TO DO: Every line in the entries where "this" is found should be copied.

Saved entries

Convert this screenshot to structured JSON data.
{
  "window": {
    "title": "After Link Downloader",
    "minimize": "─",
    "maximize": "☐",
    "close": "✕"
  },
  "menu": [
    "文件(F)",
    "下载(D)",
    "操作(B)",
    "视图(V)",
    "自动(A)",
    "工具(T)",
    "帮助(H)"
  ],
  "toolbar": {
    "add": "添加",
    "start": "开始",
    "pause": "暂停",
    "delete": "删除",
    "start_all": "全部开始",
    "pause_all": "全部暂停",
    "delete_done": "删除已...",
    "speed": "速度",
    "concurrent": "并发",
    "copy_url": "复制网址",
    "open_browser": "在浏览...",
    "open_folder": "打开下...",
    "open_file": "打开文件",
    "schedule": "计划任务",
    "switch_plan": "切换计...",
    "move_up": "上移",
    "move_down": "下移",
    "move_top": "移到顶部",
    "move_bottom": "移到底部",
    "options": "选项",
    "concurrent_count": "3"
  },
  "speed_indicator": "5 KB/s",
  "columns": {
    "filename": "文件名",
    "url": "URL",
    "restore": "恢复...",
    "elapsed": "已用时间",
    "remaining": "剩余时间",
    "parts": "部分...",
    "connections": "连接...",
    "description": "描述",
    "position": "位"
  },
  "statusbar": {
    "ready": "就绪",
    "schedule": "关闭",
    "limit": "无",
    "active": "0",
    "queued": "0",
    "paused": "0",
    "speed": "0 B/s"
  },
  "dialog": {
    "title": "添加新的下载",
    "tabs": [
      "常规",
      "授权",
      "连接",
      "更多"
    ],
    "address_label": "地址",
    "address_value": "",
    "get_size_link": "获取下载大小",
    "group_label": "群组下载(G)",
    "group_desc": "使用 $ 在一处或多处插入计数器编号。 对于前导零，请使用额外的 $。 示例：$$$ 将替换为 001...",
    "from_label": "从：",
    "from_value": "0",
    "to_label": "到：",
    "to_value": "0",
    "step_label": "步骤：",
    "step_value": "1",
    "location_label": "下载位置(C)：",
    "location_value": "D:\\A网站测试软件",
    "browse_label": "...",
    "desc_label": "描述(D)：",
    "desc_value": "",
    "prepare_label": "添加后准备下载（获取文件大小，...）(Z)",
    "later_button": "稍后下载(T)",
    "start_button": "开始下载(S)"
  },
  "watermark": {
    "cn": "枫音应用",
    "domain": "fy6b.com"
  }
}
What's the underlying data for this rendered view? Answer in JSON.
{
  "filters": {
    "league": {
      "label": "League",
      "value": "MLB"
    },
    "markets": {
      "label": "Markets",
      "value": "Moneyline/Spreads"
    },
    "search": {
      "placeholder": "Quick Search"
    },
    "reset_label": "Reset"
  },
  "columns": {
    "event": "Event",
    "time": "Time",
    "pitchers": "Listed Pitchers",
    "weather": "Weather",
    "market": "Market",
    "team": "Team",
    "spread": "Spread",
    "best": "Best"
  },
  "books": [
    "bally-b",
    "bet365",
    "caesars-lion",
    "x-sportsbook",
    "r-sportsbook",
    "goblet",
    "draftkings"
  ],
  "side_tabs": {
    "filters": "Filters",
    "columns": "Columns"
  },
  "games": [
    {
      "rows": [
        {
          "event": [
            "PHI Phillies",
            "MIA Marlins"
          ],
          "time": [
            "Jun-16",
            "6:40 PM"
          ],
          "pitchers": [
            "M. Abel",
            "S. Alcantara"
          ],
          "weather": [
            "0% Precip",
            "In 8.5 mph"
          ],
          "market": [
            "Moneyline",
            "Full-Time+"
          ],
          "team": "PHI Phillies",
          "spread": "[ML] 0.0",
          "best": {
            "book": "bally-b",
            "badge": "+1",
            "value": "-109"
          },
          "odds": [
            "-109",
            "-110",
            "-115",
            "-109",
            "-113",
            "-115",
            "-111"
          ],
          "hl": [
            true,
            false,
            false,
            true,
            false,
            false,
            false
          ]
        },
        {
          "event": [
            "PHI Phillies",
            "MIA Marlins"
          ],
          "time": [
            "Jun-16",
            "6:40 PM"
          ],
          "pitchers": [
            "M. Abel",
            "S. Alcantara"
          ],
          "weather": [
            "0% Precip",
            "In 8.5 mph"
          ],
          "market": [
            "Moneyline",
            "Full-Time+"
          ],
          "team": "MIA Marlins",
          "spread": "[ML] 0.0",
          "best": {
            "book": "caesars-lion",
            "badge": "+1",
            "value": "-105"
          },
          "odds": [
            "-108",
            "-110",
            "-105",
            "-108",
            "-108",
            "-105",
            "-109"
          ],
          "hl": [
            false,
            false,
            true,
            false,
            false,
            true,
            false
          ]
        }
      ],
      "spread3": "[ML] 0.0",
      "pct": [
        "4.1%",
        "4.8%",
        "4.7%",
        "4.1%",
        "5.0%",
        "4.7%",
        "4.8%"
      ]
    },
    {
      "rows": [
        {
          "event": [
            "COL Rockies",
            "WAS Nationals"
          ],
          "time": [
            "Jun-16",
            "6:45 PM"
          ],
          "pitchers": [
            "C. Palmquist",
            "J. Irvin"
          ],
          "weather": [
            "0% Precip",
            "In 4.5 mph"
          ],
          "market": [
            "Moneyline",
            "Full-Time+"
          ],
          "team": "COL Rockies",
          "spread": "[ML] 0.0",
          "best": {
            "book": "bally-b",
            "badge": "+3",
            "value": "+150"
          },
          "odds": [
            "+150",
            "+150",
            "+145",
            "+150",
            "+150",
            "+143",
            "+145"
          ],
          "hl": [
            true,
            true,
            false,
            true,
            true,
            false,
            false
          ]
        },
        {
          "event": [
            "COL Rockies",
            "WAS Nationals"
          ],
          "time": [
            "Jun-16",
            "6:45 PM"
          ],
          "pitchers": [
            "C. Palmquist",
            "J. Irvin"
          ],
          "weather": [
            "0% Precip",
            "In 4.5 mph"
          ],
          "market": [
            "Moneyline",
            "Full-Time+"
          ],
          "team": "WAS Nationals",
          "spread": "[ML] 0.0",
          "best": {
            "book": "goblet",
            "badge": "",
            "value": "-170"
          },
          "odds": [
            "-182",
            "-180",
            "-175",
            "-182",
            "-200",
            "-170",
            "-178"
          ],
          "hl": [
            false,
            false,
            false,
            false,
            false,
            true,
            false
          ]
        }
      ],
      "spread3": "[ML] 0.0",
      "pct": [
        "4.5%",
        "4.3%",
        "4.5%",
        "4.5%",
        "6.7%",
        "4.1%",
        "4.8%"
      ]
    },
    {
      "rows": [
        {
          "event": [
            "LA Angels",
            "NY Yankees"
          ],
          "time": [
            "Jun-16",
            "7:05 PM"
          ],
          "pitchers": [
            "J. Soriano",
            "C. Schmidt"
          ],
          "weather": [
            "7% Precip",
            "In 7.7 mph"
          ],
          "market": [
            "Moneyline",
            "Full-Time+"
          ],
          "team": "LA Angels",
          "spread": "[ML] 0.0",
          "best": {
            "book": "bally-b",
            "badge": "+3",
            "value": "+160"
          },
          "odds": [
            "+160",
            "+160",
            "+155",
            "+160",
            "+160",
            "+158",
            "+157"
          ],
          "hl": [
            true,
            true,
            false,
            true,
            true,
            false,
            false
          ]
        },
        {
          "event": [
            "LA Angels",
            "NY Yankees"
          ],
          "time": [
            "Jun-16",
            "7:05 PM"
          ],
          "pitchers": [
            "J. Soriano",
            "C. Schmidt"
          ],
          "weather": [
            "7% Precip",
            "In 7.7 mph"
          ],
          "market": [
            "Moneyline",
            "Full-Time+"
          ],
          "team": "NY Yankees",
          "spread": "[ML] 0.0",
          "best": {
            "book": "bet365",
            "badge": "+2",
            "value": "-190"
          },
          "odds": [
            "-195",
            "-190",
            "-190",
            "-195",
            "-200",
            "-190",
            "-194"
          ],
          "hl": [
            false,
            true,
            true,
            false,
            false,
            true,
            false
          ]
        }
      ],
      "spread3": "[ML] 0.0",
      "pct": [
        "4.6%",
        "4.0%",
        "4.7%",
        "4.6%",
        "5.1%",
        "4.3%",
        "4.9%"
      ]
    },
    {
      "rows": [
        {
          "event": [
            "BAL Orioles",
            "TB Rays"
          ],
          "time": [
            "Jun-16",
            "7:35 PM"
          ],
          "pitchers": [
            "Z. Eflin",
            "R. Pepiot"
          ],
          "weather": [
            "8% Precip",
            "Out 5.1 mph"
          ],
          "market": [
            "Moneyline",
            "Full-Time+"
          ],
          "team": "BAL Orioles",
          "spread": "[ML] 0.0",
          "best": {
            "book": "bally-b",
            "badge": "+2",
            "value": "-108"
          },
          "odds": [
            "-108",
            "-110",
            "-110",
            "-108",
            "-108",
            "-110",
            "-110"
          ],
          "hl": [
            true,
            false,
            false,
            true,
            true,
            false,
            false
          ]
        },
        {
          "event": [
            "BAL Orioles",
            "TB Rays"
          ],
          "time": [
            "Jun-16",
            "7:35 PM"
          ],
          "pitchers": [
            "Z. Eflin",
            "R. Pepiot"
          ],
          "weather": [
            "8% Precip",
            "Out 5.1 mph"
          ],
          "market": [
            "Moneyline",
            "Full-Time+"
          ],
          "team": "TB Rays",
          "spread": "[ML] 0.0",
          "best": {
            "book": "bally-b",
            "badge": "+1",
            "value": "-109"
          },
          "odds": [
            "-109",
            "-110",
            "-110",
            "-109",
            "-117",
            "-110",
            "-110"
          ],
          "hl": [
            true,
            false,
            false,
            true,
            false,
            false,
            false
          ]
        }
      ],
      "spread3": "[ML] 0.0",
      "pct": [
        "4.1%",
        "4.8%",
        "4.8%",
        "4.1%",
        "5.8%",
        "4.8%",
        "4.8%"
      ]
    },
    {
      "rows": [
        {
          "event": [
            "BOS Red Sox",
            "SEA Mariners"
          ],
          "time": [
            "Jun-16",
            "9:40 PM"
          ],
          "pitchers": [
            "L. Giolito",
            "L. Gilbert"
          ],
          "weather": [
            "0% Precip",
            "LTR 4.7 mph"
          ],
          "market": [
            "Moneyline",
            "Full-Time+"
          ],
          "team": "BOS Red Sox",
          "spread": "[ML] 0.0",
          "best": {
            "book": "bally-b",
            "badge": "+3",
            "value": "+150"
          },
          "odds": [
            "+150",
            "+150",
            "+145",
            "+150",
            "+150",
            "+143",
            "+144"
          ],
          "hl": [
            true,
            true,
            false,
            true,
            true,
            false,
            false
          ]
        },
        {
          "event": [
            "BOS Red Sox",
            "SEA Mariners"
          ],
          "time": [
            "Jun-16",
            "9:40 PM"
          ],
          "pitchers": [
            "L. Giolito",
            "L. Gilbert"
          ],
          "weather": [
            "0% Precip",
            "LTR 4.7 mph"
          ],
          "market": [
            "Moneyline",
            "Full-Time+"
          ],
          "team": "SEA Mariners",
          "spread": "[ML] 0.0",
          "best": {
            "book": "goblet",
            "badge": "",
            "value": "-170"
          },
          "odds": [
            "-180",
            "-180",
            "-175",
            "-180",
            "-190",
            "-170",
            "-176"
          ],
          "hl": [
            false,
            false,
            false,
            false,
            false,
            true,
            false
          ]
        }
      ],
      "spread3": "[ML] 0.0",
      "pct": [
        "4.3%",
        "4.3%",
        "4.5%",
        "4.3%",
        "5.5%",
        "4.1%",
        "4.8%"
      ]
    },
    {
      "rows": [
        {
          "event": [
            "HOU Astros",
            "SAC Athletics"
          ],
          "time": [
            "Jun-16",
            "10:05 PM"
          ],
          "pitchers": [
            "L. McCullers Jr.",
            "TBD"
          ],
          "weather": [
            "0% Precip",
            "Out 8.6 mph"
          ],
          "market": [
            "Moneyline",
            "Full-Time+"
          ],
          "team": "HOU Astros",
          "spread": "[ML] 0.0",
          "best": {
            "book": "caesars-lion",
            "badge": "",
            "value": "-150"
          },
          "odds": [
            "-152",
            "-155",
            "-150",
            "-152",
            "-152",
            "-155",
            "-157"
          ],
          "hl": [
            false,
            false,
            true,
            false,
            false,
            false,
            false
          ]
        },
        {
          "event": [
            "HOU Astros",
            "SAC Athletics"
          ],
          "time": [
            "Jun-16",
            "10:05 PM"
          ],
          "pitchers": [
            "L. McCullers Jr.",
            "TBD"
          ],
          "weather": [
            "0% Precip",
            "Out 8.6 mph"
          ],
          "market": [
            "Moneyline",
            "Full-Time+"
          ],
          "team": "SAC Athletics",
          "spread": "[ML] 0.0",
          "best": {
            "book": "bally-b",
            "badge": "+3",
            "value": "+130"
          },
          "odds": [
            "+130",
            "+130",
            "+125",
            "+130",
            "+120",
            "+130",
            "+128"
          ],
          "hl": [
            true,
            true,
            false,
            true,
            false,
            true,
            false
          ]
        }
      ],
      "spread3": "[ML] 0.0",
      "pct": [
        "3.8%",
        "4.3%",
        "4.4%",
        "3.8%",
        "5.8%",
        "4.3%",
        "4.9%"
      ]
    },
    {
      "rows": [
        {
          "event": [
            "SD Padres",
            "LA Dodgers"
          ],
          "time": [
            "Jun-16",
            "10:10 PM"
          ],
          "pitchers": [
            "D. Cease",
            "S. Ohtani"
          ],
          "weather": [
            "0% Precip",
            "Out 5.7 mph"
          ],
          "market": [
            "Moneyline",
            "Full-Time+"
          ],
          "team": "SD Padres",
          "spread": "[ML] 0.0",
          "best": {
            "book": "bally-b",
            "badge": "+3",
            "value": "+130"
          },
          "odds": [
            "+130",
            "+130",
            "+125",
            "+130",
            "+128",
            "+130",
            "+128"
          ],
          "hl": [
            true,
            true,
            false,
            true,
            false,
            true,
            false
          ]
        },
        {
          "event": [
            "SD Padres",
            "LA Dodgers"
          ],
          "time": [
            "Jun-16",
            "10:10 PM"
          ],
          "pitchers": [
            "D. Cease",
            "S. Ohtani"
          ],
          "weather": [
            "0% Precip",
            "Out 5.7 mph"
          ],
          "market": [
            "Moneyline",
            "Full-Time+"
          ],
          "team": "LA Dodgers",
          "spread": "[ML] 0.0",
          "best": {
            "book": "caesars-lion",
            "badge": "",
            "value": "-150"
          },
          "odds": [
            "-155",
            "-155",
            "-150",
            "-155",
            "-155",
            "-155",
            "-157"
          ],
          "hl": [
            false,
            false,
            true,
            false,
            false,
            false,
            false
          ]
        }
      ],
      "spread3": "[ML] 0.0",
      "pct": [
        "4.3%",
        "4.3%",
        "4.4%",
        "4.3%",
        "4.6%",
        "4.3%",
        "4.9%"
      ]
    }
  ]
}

ANSWER:
Convert this screenshot to structured JSON data.
What's the underlying data for this rendered view? Answer in JSON.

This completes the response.